I've been wondering how BKS could claim strong growth in practically every segment outside of College and then reduce sales project for the year by so much.
The answer seems to be in this quote from the 01/05 press release.
"BN.com and NOOK comparable sales reflect the actual selling price for eBooks sold under the agency model rather than solely the commission received. Additionally, it includes all deferred eReader device revenues, and includes device sales to channel partners on a “sell-in” basis net of estimated returns."
The key phrase in the quote is that BKS is counting sales to channel partners on a "sell-in" basis instead of "sell-through" basis. So units sitting in partner stores/warehouses that have not been sold to customers are also being counted as device sales.
This disclosure along with the reduction in BKS's guidance for the Nook business for the fiscal year from $1.8B to $1.5B would seem to indicate that the distribution channel is stuffed with inventory and we'll likely see a sharp falloff in sales through partners next quarter beyond normal seasonality.
The actual selling prices, for all three products, ended up being 30% less. Smart touch $99 Encore (ie nook color) $199 Acclaim (ie nook tablet) $250
So, if the nook guidance was put together using the planned prices, as one would anticipate, then they would have been about 30% high on the sales projections for the hardware component even if they sold the same number of units.
Given that they broke out ~$500 million as the digital sales. That would imply the actual hardware sales were about $1.0 billion this year. They would have projected $1.3-$1.4 billion in sales given the original planned pricing, and they would have been off by 0.3-0.4 billion. As they were.

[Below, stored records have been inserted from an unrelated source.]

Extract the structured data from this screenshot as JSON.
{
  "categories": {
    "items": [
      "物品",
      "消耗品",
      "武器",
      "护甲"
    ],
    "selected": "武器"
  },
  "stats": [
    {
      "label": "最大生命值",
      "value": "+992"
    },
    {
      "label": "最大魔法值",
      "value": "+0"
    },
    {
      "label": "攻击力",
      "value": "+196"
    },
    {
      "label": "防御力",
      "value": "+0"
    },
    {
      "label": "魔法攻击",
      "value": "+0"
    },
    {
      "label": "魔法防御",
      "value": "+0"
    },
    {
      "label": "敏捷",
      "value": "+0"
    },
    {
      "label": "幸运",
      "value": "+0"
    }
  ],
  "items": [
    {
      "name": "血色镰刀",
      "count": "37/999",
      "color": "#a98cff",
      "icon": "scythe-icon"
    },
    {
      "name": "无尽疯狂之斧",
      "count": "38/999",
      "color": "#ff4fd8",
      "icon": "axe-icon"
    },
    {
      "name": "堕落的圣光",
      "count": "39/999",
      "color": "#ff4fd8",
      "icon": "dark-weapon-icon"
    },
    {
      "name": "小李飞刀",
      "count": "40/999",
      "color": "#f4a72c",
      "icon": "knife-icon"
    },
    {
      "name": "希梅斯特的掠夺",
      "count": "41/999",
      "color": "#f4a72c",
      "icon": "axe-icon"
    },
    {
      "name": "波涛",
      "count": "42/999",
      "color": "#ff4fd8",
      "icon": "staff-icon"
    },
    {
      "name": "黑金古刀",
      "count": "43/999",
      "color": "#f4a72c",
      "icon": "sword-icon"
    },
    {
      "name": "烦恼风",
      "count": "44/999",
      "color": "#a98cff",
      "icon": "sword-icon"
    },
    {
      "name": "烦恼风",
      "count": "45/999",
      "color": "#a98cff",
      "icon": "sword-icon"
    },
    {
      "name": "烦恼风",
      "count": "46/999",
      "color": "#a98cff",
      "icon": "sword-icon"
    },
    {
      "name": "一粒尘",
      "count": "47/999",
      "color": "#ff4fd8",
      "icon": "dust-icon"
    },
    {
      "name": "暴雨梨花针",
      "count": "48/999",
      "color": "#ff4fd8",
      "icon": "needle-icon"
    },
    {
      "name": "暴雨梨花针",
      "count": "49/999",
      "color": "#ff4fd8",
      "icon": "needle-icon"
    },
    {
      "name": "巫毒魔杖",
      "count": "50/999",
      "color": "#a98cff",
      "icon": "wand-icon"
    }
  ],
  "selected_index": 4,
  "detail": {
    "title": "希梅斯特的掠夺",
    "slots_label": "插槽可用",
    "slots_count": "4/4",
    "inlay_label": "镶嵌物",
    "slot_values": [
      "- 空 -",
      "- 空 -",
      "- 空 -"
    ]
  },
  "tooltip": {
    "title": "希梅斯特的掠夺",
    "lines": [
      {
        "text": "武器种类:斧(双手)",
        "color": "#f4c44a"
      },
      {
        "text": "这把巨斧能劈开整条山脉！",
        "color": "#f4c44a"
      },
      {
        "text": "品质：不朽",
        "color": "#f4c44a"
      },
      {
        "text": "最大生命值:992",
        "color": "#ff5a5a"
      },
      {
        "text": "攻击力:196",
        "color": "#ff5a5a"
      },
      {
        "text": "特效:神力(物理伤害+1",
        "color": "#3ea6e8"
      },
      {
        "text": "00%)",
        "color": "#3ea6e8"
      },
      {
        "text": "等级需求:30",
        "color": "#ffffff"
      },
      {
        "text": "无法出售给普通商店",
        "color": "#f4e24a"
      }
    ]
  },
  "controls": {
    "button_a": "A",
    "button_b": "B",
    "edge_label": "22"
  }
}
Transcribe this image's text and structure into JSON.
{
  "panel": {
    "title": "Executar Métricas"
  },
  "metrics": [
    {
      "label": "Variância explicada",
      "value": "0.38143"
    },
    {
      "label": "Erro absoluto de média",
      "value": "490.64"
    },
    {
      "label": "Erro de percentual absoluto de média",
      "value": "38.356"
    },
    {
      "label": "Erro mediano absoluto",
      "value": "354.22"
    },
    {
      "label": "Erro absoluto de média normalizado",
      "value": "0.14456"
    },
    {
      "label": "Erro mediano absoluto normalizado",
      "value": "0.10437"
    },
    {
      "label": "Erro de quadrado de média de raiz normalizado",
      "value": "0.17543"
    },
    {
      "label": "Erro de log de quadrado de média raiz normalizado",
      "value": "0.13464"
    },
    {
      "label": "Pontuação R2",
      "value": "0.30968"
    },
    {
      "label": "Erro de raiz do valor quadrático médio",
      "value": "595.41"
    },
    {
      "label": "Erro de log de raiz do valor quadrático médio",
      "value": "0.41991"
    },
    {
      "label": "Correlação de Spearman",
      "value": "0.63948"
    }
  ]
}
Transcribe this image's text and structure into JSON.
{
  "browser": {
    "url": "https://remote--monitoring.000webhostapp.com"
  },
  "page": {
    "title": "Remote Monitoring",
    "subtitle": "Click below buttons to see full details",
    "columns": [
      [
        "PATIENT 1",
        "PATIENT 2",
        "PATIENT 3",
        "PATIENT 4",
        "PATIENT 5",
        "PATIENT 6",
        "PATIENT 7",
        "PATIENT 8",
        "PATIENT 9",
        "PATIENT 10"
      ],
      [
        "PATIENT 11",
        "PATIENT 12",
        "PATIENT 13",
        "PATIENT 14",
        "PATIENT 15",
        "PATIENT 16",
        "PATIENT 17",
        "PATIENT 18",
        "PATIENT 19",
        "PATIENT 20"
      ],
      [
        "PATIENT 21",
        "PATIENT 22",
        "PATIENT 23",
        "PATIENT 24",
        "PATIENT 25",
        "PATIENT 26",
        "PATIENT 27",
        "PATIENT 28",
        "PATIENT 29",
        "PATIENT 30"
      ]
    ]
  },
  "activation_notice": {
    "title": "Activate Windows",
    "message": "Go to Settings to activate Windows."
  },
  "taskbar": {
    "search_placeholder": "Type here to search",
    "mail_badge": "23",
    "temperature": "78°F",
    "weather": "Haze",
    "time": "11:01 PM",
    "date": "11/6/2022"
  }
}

And yes, I should have put 2+2 together BEFORE the report.
Next quarter is even more difficult to project b/c of the NYT/ People arrangement.
I suspect NYT and People are loaning BKS cash to cover the manufacturing cost upfront, and BKS is paying it back (in full) to the magazines by foregoing their "cut" of the subscription revenue. So the net effect is a $100 subsidy given by BKS, but financed by the publisher. I am not sure how that will be recorded in the books.
> Smart Touch $139 > Nook Color > Encore $249 > Acclaim $349
Nook Color is Nook Color at $199 Encore is Nook Tablet at $249 Acclaim obviously never came to market.
Your idea that BKS expected to sell the Nook Tablet at $349 is pretty ridiculous. BKS is fighting the razor battle with their tablet and there's no way they would have been trying to sell their razors with such high markups.
> "So, if the nook guidance was put together using the planned prices, as one would anticipate, then they would have been about 30% high on the sales projections for the hardware component even if they sold the same number of units."
If BKS was planning on selling the same number of units at those higher prices, BKS is being run by idiots with ridiculous forecasts and no chance of meeting any of them.
> "Next quarter is even more difficult to project b/c of the NYT/ People arrangement."
This one's already blown up. Next quarter will clearly show that BKS doesn't have a chance in hell of surviving.
Nice catch. What it means is they're throwing everything but the kitchen sink into the revenue line.
There are some that would argue, from a GAAP perspective, that the agency revenue shouldn't be recognized as sales, but only as the commission earned. It appears that BKS is taking a more liberal approach to revenue recognition...
I think BKS is following GAAP in their earnings report (only commission counted as revenue for agency sales).
But in these fluff press releases, they're using their own definitions of "comparable sales", which may be technically correct, but leaving the reader with a completely different impression of how sales are going compared to what they will report in their GAAP results.
That kind of spinning of the numbers to me is the surest sign that the actual results will be atrocious - especially given BKS's pattern of starting the fiscal year with relatively rosy outlook followed by guiding down each and every quarter for the rest of the year. I expect there's plenty more bad news waiting to trickle out.